Event Review: Lord of the Flies
Bede’s annual Junior Productions are primarily staged to provide the School’s youngest actors with a means of showcasing their many talents, however this year’s First Year and Fifth Form drama – a stage adaptation of William Golding’s infamous novel Lord of the Flies – offered its audiences so much more.
A story familiar to huge swathes of the population due to its enduring status as a set text in schools, it is a remarkable feat in and of itself that Lord of the Flies’ narrative has retained its power across the 60-plus years since the its publication.
For those unfamiliar with the foreboding tale, Golding’s original sees a group of unfamiliar schoolboys stranded together on an otherwise uninhabited island. A sort of Hunger Games for the post-WW2 generation, the cautionary tale explores how perilously close mankind remains to savagery, the author’s fierce message amplified by the shocking youth and vulnerability of its subjects.
In the Bede’s theatrical adaptation, and befitting the modern times in which we live, the production’s director, Mrs Lewis, swapped the genders of approximately half of the characters, the most prominent switches being Ralph’s transmogrification into ‘Rachel’ – played brilliantly by a demure Grace Stannard – and the novel’s most famous character, Piggy, embodied by First Year Drama Scholar Izzy Sayer.
This subtle shift, reinforced by the Connie Preston’s casting as Sam, the changing of ‘Bill’ to Echo Abraham’s ‘Beth’ and ‘Maurice’ to Emily Adams’ ‘Marcia’, made explicit an always simmering and deeply haunting sexual subtext within the story and exponentially elevated the levels of tension, ratcheting the sense of fear in audiences from alarm to downright terror.
Staged in traverse, with one of the most technically ambitious sets in recent Bede’s memory, there was, quite frankly, nowhere safe to look during the production’s grimmest moments. Played out across three increasingly dark acts, the sandy beach in the centre of the Miles Studio Theatre deteriorated from sun-washed and bright to trampled, filthy and blood-stained, with the characters’ costumes deteriorating in line with their mental states.
Central to the success of the production was Tom McGovern’s Jack – tall, handsome and snobbishly cruel, McGovern managed to express his character’s descent into brutal and savage madness with alarming believability.
A towering performance from an incredibly animated young actor, MocGovern's Jack was sincerely and believably unhinged, his long, thin limbs, chillingly adorned with crimson war paint, increasingly threatening in contrast to his stockier juvenile cast mates.

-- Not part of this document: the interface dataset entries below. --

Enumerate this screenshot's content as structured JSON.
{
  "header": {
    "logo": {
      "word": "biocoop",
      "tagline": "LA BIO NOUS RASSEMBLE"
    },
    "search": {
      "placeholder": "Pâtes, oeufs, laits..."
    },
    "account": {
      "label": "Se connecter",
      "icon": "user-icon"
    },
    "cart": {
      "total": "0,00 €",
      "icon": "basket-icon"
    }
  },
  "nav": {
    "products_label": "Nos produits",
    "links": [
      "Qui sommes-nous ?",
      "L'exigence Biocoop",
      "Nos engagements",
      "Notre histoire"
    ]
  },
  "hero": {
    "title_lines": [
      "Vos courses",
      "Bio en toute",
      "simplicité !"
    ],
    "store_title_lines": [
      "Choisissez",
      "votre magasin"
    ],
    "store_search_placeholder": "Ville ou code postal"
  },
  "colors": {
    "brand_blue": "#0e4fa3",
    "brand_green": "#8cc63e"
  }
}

Grace Stannard’s Rachel was McGovern’s dramatic foil; innocent, earnest and nigh-on sweet, the increasingly vicious verbal, psychological and physical abuse she suffered was rendered distressingly convincing by her sensitive performance.
Watching as Rachel tried her best to do the right thing, to be kind and thoughtful and good as brutality slowly but inevitably boiled over, was not only emotionally painful but also made plausible through Ms Stannard’s portrayal.
Also thoroughly worthy of praise was Jaz Wardle’s Simon whose epileptic seizures and dreamy mental state felt appropriately representative of the island’s collective unconscious.
His sad and desperate demise in a moment of thunderous animalism, a physical maelstrom elevated by exceptional sound, light and special-effects work, was a truly transporting and all but hallucinogenic piece of theatrical horror.
Elsewhere, Freddie Tuson’s Roger was convincingly vile in equal contrast with Izzy Sayer’s suitably simple-minded, open-mouthed Piggy. Both shone in their parts, their characters statuses within the ensemble represented both appropriately and with nuance.
Otherwise, for a play with a cast of 16, it became surprisingly hard to distinguish many of the characters from another the longer the play went on; in due course, the smartly-uniformed, amusingly cheeky schoolchildren became a mass of gibbering, psychopathic tribes-folk, chanting, dancing and baying for blood.
With only 80 seats available for each performance and the production staged over just four performances across three days, those who managed to acquire a ticket were extraordinarily fortunate. They witnessed youth theatre at its very best, not least as the company of children seemed to know how to terrorize the adults watching and revel in the process.
Indeed, with the cast embodying grim reflections of their observers and stalking menacingly through the shadows, it might be argued that they forced those in attendance to recoil from themselves, shadows formed from a darkness that lurks within us all, primordial and threatening, hiding dormant somewhere beneath the surface.